Supervisor Calvin Butler said the new appointments were made at least in part because three members of the board of supervisors are new and wanted their stamp on the hospital board.
“I am not really sure how a lot of those people were appointed, but we wanted to take our own avenue, saying that during our tenure we appointed those people,” Butler said. “We didn’t have anything that drove us to putting on a different person other than wanting to have a little more input on the board itself.”
The new trustees will begin their terms Feb. 4.
The Rev. Leroy White, chairman of the NRMC board of trustees, said the board would have a retreat with the new and outgoing members, the hospital’s administrative leadership and their attorney to bring everyone up to speed on what is happening.
As for what the hospital is going to do with the settlement money, White remained mum, saying he wouldn’t discuss it publicly until he had first spoken with the county supervisors. Both Lazarus and Supervisor David Carter expressed support for using the settlement to pay down what debt the hospital has remaining.
“The (hospital board) has a plan, both long- and short-term, and we need to make that presentation to the board of supervisors. They can’t say ‘yea’ or ‘nay,’ but they need to be informed and know it is a solid plan, and the board of trustees will welcome their suggestions,” Brown said.
Members of the public who have concerns about the hospital, its future or its relationship with the county need not sit in silence, White said.
Contact the hospital trustees, he said. That’s why they’re there.

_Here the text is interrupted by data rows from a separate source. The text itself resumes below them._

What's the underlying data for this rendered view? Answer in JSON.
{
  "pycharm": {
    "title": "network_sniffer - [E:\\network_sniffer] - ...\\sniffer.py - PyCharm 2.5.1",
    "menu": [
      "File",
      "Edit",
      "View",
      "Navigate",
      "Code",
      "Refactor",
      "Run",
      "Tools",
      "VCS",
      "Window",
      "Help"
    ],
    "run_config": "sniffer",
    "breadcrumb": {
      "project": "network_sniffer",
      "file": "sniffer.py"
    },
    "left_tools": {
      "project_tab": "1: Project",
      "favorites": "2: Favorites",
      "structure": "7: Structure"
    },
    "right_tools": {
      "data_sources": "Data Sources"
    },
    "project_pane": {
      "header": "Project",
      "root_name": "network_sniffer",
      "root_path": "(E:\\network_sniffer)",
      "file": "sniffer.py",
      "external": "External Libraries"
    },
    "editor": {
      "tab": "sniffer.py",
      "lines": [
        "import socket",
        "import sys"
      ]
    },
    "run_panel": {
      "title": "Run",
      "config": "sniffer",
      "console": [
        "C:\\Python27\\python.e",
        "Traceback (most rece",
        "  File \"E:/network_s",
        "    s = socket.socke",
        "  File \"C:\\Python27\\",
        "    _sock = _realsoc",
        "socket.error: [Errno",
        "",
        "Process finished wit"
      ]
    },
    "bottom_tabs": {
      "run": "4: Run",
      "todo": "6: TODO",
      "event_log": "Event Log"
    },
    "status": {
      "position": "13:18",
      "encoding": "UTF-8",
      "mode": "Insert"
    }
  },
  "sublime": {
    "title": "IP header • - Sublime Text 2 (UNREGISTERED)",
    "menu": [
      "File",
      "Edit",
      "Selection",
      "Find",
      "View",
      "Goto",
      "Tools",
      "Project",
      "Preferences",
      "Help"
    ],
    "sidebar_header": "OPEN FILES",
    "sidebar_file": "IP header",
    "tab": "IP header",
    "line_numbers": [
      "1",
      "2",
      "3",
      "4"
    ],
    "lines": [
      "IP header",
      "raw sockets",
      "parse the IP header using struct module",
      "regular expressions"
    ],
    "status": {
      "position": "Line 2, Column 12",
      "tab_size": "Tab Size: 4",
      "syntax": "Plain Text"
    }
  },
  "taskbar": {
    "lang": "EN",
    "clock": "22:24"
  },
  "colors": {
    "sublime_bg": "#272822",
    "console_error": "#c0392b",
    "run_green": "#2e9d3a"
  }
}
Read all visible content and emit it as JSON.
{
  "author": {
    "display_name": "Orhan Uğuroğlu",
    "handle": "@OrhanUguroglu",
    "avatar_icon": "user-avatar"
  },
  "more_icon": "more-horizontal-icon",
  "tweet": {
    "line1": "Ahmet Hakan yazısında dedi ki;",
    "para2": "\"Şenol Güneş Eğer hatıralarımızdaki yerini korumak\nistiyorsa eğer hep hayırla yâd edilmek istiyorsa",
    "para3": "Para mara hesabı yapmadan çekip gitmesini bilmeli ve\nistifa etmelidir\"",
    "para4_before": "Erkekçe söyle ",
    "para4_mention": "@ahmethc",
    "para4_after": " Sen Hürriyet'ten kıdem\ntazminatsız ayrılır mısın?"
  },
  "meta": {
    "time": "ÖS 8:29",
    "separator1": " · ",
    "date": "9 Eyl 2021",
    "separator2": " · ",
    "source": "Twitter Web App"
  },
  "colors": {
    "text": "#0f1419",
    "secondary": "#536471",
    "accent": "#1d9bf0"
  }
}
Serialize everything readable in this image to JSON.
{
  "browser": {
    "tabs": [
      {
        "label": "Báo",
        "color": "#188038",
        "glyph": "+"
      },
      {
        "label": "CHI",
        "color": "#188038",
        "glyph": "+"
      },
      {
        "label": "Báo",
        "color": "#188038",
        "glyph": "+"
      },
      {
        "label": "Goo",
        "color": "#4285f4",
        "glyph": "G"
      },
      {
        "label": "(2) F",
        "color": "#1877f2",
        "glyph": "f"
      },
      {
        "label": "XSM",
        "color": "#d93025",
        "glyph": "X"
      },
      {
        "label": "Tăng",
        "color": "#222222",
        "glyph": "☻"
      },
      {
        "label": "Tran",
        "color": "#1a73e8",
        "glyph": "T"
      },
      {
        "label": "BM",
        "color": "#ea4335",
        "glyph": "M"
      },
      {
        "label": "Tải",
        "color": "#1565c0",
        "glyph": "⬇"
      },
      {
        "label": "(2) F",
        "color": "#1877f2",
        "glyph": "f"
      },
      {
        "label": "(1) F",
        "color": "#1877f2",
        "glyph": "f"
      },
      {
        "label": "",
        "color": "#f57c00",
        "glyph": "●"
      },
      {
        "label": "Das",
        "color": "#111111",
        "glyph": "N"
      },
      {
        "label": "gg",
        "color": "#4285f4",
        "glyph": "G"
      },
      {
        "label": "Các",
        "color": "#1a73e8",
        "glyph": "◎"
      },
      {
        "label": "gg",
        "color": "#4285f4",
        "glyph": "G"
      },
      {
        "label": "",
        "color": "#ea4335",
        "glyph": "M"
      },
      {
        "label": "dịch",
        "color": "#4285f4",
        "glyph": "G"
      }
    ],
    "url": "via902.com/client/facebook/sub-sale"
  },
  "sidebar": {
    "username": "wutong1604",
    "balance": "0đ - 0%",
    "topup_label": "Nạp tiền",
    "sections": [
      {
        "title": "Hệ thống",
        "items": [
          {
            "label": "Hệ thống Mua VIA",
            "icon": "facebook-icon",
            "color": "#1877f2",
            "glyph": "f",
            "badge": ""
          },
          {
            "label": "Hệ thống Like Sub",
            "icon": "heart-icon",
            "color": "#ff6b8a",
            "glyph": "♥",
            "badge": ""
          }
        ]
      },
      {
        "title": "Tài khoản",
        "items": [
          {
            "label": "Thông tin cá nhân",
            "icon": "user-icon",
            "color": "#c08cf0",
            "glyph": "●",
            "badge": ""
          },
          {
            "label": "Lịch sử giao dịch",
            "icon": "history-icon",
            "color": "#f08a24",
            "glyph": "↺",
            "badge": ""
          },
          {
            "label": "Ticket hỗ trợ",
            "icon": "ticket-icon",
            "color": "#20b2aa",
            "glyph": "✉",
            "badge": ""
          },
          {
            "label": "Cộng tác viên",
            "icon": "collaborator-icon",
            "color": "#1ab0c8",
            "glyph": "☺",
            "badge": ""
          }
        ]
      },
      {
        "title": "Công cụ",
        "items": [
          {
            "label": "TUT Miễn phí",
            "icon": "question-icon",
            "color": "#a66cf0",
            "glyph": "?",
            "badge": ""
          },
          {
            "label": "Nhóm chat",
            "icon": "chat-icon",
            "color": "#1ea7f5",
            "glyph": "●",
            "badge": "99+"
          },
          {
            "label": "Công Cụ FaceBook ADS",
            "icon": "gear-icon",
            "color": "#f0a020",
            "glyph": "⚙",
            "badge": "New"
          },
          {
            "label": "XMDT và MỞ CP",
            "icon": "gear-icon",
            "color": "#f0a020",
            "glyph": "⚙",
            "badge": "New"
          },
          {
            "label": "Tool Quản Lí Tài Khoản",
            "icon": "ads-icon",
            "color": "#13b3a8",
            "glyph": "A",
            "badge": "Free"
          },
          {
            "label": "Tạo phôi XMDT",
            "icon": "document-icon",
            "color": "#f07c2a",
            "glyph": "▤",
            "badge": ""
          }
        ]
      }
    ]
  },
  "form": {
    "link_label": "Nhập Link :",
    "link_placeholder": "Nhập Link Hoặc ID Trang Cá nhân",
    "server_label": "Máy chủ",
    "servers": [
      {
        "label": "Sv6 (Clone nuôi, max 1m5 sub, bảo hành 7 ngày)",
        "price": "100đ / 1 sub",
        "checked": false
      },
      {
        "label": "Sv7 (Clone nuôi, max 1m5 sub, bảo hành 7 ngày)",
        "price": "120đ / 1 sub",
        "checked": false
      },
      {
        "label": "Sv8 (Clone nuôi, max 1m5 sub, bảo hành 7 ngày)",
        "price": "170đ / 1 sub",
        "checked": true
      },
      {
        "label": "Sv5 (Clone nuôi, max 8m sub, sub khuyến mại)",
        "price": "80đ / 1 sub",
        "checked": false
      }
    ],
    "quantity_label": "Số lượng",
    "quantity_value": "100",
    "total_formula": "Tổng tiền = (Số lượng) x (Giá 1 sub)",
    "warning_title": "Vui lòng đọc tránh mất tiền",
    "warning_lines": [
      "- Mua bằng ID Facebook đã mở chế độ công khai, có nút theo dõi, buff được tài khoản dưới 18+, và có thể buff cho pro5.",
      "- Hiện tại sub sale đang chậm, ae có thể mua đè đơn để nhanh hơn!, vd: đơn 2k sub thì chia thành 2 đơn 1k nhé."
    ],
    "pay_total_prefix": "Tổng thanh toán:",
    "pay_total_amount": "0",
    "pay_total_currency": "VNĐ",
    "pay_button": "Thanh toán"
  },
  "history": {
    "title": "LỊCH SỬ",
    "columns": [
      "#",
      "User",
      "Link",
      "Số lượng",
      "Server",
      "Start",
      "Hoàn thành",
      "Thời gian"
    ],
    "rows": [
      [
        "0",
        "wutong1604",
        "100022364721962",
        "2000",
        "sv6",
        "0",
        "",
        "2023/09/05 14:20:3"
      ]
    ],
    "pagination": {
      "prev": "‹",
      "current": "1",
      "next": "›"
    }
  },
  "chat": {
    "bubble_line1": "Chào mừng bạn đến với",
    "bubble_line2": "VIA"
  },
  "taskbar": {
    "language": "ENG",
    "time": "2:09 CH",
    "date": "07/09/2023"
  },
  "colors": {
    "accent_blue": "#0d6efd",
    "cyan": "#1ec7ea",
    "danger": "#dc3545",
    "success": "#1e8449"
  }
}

“We are the community ears for the hospital,” he said. “The community would contact us with what they would like or would have a problem with. All those who are sitting on the board, we are appointed to represent the community, especially the community of Adams County. We are looking out for them and looking to have the best medical group we can here in Adams County.”